Health systems leave behind nearly half of all people with TB-HIV

By Mandy Slutsker, Policy and Advocacy Manager, ACTION

As we commemorate World AIDS Day — an opportunity to unite as a global community in the fight against HIV and AIDS — I’m reminded of Nelson Mandela’s remarks at the 2004 International AIDS Conference in Bangkok about tuberculosis (TB):

“We are all here because of our commitment to fighting AIDS. But we cannot win the battle against AIDS if we do not also fight TB. TB is too often a death sentence for people with AIDS.”

This statement still rings true today, as TB causes one-third of all AIDS-related deaths, remaining the leading killer of people with HIV. Though there are many causes, the foremost reasons are that TB preys on weak immune systems, like those of people with HIV, who are 20 times more likely to develop active TB than people without HIV.

Yet, there is one primary reason that TB remains a leading killer of people with HIV: health systems are leaving behind nearly HALF of all people with TB-HIV.

In 2017, the World Health Organization (WHO) estimated that there were 920,000 people with HIV who became sick with TB. However, half of these people were “missing,” meaning they were not diagnosed and/or reported to the WHO. That’s 455,367 people where the quality of care — if there was care at all — is simply unknown.

TB and HIV are known as the “deadly duo” because each epidemic heightens the risk, intensifies the damage, and thwarts efforts to end the other.
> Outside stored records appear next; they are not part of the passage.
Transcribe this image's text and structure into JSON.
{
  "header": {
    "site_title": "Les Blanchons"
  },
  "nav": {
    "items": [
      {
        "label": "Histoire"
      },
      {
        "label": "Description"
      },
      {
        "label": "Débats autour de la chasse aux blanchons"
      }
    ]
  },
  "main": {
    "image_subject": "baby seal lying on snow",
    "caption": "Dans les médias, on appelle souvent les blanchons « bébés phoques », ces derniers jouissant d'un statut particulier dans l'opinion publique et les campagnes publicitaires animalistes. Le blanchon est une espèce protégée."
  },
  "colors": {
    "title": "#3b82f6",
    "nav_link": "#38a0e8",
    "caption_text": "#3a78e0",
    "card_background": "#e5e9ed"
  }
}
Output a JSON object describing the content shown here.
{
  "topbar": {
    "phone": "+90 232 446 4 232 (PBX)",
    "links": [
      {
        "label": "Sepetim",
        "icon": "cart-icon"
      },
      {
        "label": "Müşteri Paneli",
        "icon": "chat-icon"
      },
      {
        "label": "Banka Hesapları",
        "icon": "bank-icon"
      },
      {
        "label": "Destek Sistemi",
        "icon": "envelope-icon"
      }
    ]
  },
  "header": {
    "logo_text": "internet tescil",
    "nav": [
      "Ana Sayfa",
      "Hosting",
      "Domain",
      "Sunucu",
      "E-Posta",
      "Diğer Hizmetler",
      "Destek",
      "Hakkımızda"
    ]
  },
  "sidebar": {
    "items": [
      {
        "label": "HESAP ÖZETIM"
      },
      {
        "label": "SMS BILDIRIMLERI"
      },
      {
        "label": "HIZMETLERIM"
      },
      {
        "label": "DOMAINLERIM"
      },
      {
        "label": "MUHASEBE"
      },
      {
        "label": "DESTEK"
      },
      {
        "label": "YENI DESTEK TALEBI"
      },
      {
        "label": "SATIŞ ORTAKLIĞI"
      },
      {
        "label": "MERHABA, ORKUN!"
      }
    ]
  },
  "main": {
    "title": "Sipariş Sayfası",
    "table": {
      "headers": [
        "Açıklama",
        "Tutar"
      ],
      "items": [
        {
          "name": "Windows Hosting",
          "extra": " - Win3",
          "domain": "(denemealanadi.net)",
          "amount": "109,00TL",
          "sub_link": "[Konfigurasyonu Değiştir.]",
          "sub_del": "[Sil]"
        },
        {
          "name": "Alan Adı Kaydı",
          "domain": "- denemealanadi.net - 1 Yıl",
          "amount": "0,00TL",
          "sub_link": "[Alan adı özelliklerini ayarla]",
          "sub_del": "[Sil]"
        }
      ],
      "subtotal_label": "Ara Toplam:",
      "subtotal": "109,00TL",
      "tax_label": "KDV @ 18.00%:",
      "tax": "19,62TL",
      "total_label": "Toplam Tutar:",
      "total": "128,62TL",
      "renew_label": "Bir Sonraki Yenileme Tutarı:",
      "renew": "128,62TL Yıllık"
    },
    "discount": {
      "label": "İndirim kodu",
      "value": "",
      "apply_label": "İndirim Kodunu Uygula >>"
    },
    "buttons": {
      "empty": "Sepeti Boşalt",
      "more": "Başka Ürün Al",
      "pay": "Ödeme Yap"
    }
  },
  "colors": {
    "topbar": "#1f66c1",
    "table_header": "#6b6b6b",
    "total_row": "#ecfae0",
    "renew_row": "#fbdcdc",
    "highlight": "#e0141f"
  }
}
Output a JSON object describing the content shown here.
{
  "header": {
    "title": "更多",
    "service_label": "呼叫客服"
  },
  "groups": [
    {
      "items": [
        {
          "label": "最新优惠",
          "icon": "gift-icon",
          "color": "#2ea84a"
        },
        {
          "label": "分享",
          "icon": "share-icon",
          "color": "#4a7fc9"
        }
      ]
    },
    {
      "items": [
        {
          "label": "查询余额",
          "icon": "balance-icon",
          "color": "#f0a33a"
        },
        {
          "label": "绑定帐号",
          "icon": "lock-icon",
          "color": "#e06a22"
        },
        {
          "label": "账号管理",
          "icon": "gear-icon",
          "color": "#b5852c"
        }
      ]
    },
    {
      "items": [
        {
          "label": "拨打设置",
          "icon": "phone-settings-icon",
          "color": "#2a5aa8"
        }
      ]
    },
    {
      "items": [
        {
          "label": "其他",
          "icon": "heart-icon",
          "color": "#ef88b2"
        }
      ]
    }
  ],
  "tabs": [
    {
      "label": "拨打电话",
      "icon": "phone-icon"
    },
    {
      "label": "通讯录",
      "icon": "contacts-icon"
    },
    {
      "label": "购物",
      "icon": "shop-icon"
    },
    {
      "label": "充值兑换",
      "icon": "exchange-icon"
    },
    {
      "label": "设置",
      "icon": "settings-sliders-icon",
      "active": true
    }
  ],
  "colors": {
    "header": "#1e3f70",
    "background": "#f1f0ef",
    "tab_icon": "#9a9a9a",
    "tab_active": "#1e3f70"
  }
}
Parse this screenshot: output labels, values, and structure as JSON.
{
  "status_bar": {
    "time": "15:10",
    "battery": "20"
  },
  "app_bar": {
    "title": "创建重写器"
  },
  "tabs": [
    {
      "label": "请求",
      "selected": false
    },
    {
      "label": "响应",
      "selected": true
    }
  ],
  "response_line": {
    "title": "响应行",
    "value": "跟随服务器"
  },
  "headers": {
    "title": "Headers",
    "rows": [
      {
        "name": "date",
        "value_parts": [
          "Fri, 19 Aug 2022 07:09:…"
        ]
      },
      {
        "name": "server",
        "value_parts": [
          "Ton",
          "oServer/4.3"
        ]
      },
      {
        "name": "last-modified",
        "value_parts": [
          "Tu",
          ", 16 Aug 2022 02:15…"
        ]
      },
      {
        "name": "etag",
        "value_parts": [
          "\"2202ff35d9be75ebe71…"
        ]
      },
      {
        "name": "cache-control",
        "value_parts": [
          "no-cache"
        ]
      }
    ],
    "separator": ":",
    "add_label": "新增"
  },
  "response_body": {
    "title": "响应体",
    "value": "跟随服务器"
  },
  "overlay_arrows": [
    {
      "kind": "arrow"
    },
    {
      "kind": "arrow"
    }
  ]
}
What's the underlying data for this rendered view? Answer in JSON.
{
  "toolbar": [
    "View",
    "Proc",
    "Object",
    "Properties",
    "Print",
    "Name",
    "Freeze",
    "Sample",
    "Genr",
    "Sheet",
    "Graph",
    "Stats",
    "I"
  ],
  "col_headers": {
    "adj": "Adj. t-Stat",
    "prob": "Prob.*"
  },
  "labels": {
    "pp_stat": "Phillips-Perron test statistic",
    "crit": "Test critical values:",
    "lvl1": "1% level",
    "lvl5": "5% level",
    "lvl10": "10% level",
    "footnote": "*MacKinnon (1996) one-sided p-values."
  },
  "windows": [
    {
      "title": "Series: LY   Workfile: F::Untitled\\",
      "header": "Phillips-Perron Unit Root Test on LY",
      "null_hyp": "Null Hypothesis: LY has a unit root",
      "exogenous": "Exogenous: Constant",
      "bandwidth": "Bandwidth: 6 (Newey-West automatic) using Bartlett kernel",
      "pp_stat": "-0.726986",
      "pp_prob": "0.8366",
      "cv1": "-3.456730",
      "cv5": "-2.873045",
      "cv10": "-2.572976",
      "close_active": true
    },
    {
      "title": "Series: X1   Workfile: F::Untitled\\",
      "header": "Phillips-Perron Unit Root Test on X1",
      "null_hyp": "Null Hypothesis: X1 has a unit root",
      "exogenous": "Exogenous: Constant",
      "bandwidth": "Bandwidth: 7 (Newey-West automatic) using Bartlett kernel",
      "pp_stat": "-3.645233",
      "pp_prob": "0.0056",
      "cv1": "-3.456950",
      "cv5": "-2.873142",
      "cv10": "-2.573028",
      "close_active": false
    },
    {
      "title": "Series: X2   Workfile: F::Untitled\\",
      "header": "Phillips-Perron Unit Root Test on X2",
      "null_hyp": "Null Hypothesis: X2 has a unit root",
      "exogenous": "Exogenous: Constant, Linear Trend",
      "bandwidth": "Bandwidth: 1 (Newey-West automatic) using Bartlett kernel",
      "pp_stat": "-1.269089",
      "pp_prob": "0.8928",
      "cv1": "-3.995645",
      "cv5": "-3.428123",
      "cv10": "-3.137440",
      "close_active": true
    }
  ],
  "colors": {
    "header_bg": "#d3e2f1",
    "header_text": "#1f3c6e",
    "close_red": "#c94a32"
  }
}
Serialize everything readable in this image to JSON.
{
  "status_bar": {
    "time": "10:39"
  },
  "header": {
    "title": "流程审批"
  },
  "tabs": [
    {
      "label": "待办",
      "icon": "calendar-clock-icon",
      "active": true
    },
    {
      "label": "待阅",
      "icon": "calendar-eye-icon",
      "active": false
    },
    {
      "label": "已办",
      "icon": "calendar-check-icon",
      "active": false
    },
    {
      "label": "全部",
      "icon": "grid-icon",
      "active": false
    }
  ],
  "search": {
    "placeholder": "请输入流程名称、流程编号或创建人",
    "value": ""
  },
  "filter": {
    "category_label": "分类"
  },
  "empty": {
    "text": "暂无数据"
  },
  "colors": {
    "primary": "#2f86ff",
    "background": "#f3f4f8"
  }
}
If we are to have a world truly free of HIV, we also must work to eliminate TB, and that starts with diagnosing and treating everyone with TB-HIV.

To ensure no one is left behind, governments, civil society, affected communities, and the private sector must work with global donors. Together, they must…

  • invest in training, paying, and supporting community health workers to find and treat people with TB and HIV. By providing home visits to people with TB and HIV, community health workers can improve TB screening, HIV testing, treatment coverage, and access to preventive therapy.
  • engage civil society and affected communities to raise awareness about TB and HIV and bridge the gap between hard-to-reach groups and health providers.
  • integrate TB and HIV screening into people’s first point of healthcare. In places with high rates of TB and HIV, people should be screened for TB at all primary health settings. Additionally, people living with HIV should be screened for TB when they go for routine checkups.
  • invest in appropriate tools and diagnostics for people with TB and HIV. Countries should invest in the latest TB diagnostic tool, GeneXpert, as well as tests that are able to detect TB in people living with HIV such as the LAM urine test.
  • harness the reach of the private sector so that people receive appropriate care regardless of where they seek it.
  • increase funding for national TB and HIV programs. Policies cannot be effectively implemented without funding!